During the week, when the weather was good, Rivka Leah and her brothers rode bikes. “We didn’t have many board games at all,” says Rivka Leah. “I don’t know if we couldn’t afford them or we just weren’t into them.”
Regarding child’s play in today’s times, Rivka Leah says, “Unfortunately, much less is left to the imagination. Kids are more dependent on devices for entertainment, such as watching a video, whereas we had to make more of our own fun by using our creativity.”
Sticks and Stones and Guns
A visit to A-to-Z Savings revealed what growing up in the mid-1900s in Shiraz, Iran, was like. When Avraham Attar was a child, his family was one of six families that lived together in one big house. All the kids played together in the yard, unsupervised by the adults, who were constantly busy with their businesses.

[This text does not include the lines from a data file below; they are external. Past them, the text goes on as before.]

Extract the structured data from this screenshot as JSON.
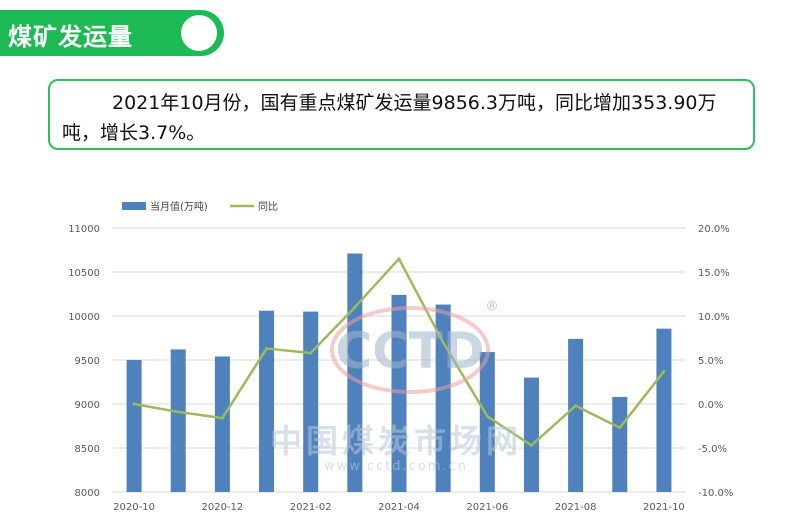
{
  "header": {
    "title": "煤矿发运量"
  },
  "summary": {
    "text": "2021年10月份，国有重点煤矿发运量9856.3万吨，同比增加353.90万吨，增长3.7%。"
  },
  "watermark": {
    "logo_text": "CCTD",
    "registered_mark": "®",
    "cn_text": "中国煤炭市场网",
    "url": "www.cctd.com.cn"
  },
  "colors": {
    "brand_green": "#1db954",
    "bar_blue": "#4f81bd",
    "line_green": "#9bbb59"
  },
  "chart_data": {
    "type": "bar",
    "categories": [
      "2020-10",
      "2020-11",
      "2020-12",
      "2021-01",
      "2021-02",
      "2021-03",
      "2021-04",
      "2021-05",
      "2021-06",
      "2021-07",
      "2021-08",
      "2021-09",
      "2021-10"
    ],
    "x_tick_labels": [
      "2020-10",
      "2020-12",
      "2021-02",
      "2021-04",
      "2021-06",
      "2021-08",
      "2021-10"
    ],
    "series": [
      {
        "name": "当月值(万吨)",
        "type": "bar",
        "axis": "left",
        "values": [
          9500,
          9620,
          9540,
          10060,
          10050,
          10710,
          10240,
          10130,
          9590,
          9300,
          9740,
          9080,
          9856.3
        ]
      },
      {
        "name": "同比",
        "type": "line",
        "axis": "right",
        "values": [
          0.0,
          -0.9,
          -1.6,
          6.3,
          5.8,
          11.0,
          16.5,
          7.0,
          -1.4,
          -4.7,
          -0.2,
          -2.7,
          3.7
        ]
      }
    ],
    "y_left": {
      "ylim": [
        8000,
        11000
      ],
      "ticks": [
        "8000",
        "8500",
        "9000",
        "9500",
        "10000",
        "10500",
        "11000"
      ]
    },
    "y_right": {
      "ylim": [
        -10,
        20
      ],
      "ticks": [
        "-10.0%",
        "-5.0%",
        "0.0%",
        "5.0%",
        "10.0%",
        "15.0%",
        "20.0%"
      ]
    },
    "legend_position": "top-left",
    "grid": true
  }
}
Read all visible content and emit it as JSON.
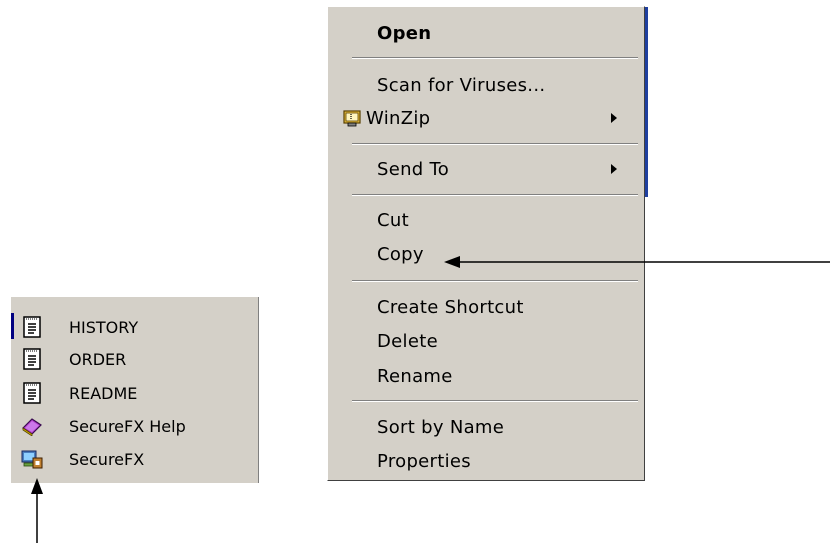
{
  "left_menu": {
    "items": [
      {
        "label": "HISTORY",
        "icon": "text-document-icon"
      },
      {
        "label": "ORDER",
        "icon": "text-document-icon"
      },
      {
        "label": "README",
        "icon": "text-document-icon"
      },
      {
        "label": "SecureFX Help",
        "icon": "help-book-icon"
      },
      {
        "label": "SecureFX",
        "icon": "securefx-app-icon"
      }
    ]
  },
  "context_menu": {
    "open": "Open",
    "scan": "Scan for Viruses...",
    "winzip": "WinZip",
    "send_to": "Send To",
    "cut": "Cut",
    "copy": "Copy",
    "create_shortcut": "Create Shortcut",
    "delete": "Delete",
    "rename": "Rename",
    "sort_by_name": "Sort by Name",
    "properties": "Properties"
  },
  "colors": {
    "menu_bg": "#d4d0c8",
    "highlight_edge": "#1f3f9f"
  }
}
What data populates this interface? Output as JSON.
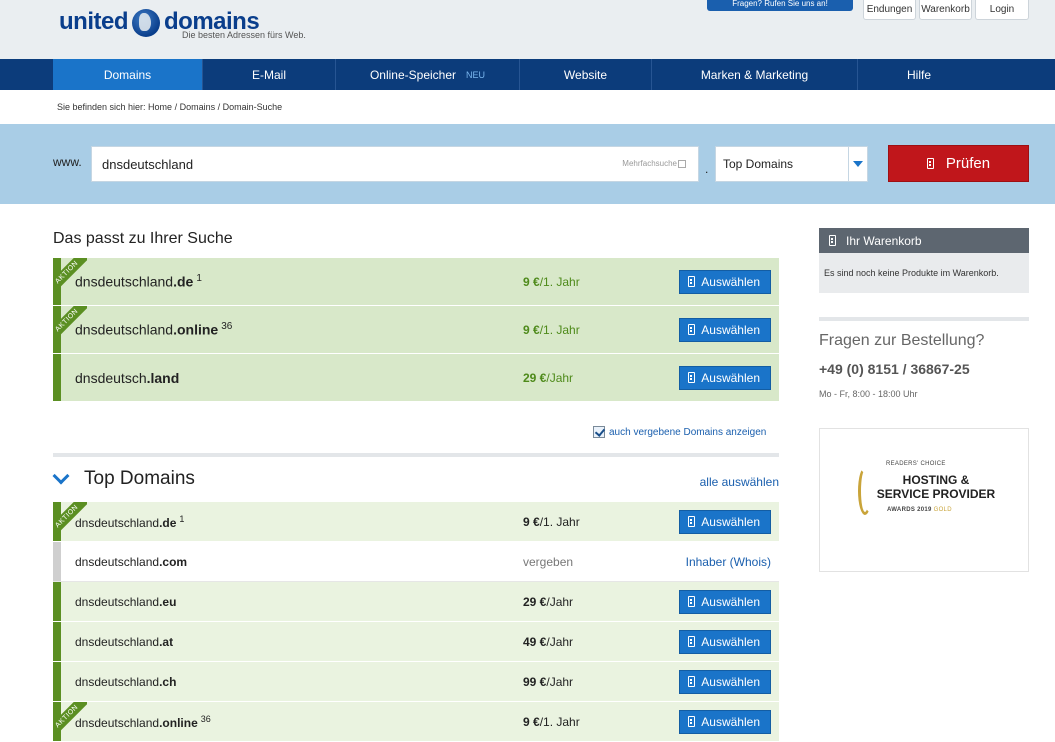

Avraham remembers his intense desire for a bike, an item that was very expensive in Iran, so that few young children owned one. “My parents couldn’t afford a bike, but I cried a lot, so I got some money from my mother and I was able to buy a small one.”
Uriel Golfeyz, who also grew up in Shiraz, spent a lot of time playing soccer in the alleyway in front of his house. Indoors, he played chess and seven stones, a game with pieces of wood. “Our parents knew that we were outside, but it wasn’t like here, where we are so cautious – and we have to be cautious here. In the time of the Shah, it was very safe in Iran.”
Uriel notes that, with the start of the Iran-Iraq War, in 1980, the toys and games slowly changed to more “adult” ones. He explains that when Iraqi minefields began claiming the lives of Iranian soldiers, Ayatollah Khomeini sent child soldiers to the border of Iraq and used them as human mine-clearers. They made a path for the real soldiers who would follow behind them. During this period, children started playing war with small toy guns.
Uriel marvels at the wide range of toys that are available for his grandchildren and how educational they are. But what astounds him the most is the fact that there are toy stores. Back in 1960, when he was growing up, there was only one toy store in all of Iran, in the capital city of Tehran, a 12-hour bus ride away!
The bottom line when it comes to children’s fun and games is that – whether toys are scarce or bountiful, cheap or expensive, homemade or the latest electronic wonder – children will always have their fun and games, and will remember them for the rest of their lives.
© Margie Pensak 2017